An open question remains of whether CXCR7 is playing any role in homing, mobilization, proliferation, and survival of stem cells similarly to CXCR4. Lack of major hematopoietic defects in CXCR7 KD mice argues against this possibility. In addition, CXCR7 seems to be expressed at very low levels on CD34+ cells (Hartman et al., 2008). As mentioned, its expression and potential biological significance on most primitive hematopoietic stem cells was not reported so far. Thus, a question of the importance of the SDF-1-CXCR7 axis in adult hematopoiesis remains unanswered and could be additionally addressed by appropriate CXCR7 inducible knock-out experiments in hematopoietic cells performed after birth in adult animals.
Interestingly, CXCR7 was found to be expressed together with the CXCR4 on a population of renal progenitor cells in human kidneys endowed with regenerative kidney potential as established in a model of immunodeficient mice (Mazzinghi et al., 2007). Accordingly, blockade of either CXCR7 or CXCR4 abolished SDF-1-mediated engraftment of these cells in vivo in immunodeficient mice with acute renal failure. However, activity of both CXCR4 and CXCR7 was essential for transendothelial migration of renal progenitors. CXCR7 was found to be crucial for adhesion of these cells to endothelium, which is the first step for their migration into injured tissues. Similar pro-survival activity of CXCR7 was postulated for neural cells during ischemia related with stroke (Shonemeier et al., 2008). It is not clear at this point if neural progenitors express CXCR7, in contrast to mature cells in brain, and whether this receptor is functional. These results should also prompt other investigators to examine if CXCR7 is a marker of monopotent stem cells committed for various tissues (e.g., satellite-, oval-, neural-, or cardiac- stem cells) similarly to CXCR4 and whether it functions in the trafficking/circulation and biology of these cells.

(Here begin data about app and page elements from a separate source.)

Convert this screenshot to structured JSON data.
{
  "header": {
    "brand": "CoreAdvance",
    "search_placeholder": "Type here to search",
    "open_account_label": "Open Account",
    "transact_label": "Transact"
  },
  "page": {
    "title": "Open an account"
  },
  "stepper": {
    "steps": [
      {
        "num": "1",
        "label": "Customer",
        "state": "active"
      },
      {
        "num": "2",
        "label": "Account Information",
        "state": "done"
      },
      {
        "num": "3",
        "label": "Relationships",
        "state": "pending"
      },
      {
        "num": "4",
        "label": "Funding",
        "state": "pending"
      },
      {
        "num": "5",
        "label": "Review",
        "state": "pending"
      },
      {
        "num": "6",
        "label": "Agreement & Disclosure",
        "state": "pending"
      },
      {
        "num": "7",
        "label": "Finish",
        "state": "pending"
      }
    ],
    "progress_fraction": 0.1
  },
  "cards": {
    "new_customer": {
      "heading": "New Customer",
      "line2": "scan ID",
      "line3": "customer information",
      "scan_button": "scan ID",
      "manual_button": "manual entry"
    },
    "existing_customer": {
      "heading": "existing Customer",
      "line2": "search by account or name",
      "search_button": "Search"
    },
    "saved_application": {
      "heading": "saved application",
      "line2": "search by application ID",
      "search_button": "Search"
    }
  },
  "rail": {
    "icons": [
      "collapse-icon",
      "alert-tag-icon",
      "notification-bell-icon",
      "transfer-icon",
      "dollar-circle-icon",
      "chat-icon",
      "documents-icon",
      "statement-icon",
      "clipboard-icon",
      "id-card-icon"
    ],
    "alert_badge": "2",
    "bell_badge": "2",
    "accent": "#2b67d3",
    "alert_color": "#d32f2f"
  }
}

CXCR7 may also play a role in homeostasis and pathology of connective tissues. As previously mentioned, CXCR7 is expressed on osteocytes in adult bones and chondrocytes in joints (Jones et al., 2006
). It was reported that stimulation of CXCR7 promotes synthesis of matrix metalloprotease (MMP)-1, MMP-13, and vascular endothelial growth factor (VEGF) and suppresses expression of collagen-2 and matrix synthesis. In addition and concurrently, CXCR7 stimulation up-regulates synthesis of collagen-10, IL-8, osteopontin, and osteocalcin. All this together suggests that CXCR7 may mediate early development of osteoarthritis and endochondrial ossification (Jones et al., 2006
Finally, as discussed previously, in addition to CXCR7 being an SDF-1 sink that decreases local SDF-1 concentration required for proper migration of primordium and lateral line (Boldajipour et al., 2008
), some authors suggest active CXCR7 signaling during primordium migration. Inhibition of CXCR7 expression in zebrafish leads to stretching of the primordium, indicating that primordial migration is regulated by SDF-1 acting through two receptors, i.e., CXCR4 on the leading portion and CXCR7 on the trailing part of the migrating group. Furthermore, it is suggested that proper functioning of the SDF-1-CXCR4 and SDF-1-CXCR7 axes requires the presence of anosmin-1a (Boldajipour et al., 2008
). Since depletion of both anosmin-1a and SDF-1 leads to defects in migration of the posterior lateral line of primordium and its disruption, anosmin-1a may take part in activation of signaling on both SDF-1-activated receptors.